When an individual dies, that person leaves behind an estate consisting of all assets owned by the decedent at the time of death. Probate is the legal process that ultimately leads to transferring those assets to the intended beneficiaries and/or heirs of the estate.
Formal probate is not always required. In the State of California, a simplified method of transferring estate assets may be available if the estate assets are valued at less than $150,000 and they do not include real property, such as a house. If you are legally entitled to inherit the property, and the estate qualified, you may be able to use an affidavit to transfer ownership of the assets to you.
No. One of the first things that must be done during the probate process is to determine which assets are probate assets and which assets are non-probate assets. Non-probate assets bypass the probate process and may be distributed to the intended beneficiary immediately. Common examples of non-probate assets include:
- Assets held in a trust
- Proceeds of a life insurance policy
- Certain types of jointly help property
- Assets held in an account with a “payable on death (POD)” or a “transfer on death (TOD)” designation
- Certain retirement, pension accounts
When someone dies without leaving behind a valid Last Will and Testament, the individual is said to have died “intestate.” Dying intestate does not avoid probate. Instead, the assets in an intestate estate are distributed according to the California intestate succession laws, meaning only close relatives will inherit from the estate in most cases.
If the decedent left behind a Will, the individual named as the Executor in the Will is in charge of administering the estate during the probate process. If the decedent died intestate, any competent adult may volunteer to be the Personal Administrator if the estate. If no one volunteers, the court will appoint someone.
Although no two estates follow the exact same path through the probate process, there are some common steps, including:
- Identifying, locating, securing, and valuing estate assets
- Opening probate – usually in the county in which the decedent was a resident at the time of death.
- Notifying creditors that probate is underway.
- Reviewing creditor claims and approving or denying each claim.
- Calculating and paying any state and/or federal tax due.
- Transferring the remaining assets to the intended beneficiaries/heirs of the estate.
The amount of time it takes to get through the probate process can vary widely in California; however, it will take at least four months because creditors are given that long to file claims against the estate. As a general rule, the more valuable and/or complex the estate assets are, the longer it takes to probate an estate.
When the decedent’s Last Will and Testament is submitted to the court for probate, any interested party has the right to challenge the validity of the Will by filing a Will contest. Contrary to popular belief, a Will contest cannot be filed solely on the basis that the contestant is unhappy with his/her inheritance (or lack thereof). If a valid Will contest is filed, the Personal Representative of the estate must defend the Will throughout the ensuing litigation. Basically, the probate process comes to a halt while the contest is litigated. If the contest is successful, the Will is declared invalid and the court looks for another valid Will or the estate is probated as an intestate estate. If the contest is unsuccessful, probate resumes using the Will submitted to the court.

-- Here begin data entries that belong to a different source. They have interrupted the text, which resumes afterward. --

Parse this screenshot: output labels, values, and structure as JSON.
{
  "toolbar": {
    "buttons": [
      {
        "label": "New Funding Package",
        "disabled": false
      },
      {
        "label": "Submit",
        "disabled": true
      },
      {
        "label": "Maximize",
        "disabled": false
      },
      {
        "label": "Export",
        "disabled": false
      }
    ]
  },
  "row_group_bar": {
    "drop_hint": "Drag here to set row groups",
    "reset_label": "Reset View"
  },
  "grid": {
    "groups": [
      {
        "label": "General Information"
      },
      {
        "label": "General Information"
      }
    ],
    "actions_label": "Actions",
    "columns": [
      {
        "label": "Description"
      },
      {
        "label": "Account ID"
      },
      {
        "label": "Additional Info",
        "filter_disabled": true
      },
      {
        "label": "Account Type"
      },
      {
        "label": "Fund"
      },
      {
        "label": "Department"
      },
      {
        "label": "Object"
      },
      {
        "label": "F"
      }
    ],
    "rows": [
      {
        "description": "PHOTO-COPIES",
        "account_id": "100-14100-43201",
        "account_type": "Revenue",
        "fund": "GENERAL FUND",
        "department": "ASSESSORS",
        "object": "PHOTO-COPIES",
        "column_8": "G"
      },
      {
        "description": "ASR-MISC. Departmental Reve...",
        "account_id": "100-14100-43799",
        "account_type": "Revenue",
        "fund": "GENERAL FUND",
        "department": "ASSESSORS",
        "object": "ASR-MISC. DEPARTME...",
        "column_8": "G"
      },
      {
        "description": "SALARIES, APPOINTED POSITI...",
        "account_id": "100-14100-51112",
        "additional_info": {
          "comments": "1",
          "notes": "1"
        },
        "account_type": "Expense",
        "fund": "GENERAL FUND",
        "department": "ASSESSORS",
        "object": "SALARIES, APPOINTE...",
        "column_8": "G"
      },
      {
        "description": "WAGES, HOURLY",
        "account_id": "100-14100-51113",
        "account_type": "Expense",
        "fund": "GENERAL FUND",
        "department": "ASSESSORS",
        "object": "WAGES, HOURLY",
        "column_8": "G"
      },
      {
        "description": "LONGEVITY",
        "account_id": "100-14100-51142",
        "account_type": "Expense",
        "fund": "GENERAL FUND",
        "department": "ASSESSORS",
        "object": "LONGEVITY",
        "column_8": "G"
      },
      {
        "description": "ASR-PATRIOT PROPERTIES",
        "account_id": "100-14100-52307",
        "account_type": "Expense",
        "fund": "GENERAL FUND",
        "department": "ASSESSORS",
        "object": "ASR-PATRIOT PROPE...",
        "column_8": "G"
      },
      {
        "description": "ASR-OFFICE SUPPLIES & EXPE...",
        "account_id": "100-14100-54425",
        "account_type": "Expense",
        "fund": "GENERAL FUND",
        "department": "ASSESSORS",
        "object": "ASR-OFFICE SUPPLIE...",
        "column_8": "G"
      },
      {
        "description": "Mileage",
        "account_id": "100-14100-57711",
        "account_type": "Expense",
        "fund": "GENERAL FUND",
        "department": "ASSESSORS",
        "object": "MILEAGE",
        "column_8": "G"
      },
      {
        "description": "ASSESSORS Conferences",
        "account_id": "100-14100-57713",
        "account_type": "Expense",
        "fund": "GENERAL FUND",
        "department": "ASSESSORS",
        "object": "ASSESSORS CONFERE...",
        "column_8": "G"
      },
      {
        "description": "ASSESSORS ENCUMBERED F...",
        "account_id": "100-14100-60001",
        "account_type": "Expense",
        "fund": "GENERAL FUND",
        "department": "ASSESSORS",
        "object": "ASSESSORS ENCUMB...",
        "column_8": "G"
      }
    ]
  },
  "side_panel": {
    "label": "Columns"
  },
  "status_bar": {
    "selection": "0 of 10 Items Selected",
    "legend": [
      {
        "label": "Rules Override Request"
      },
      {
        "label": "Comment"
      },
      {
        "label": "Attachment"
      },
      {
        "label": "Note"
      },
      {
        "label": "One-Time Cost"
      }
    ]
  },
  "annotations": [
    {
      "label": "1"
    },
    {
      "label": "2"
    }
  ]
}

The probate process can be a lengthy, and complex, process that involves a number of legal and financial concepts with which the average person may not be familiar. For this reason alone, most Personal Representatives do retain an experienced estate planning attorney to help them during the probate process.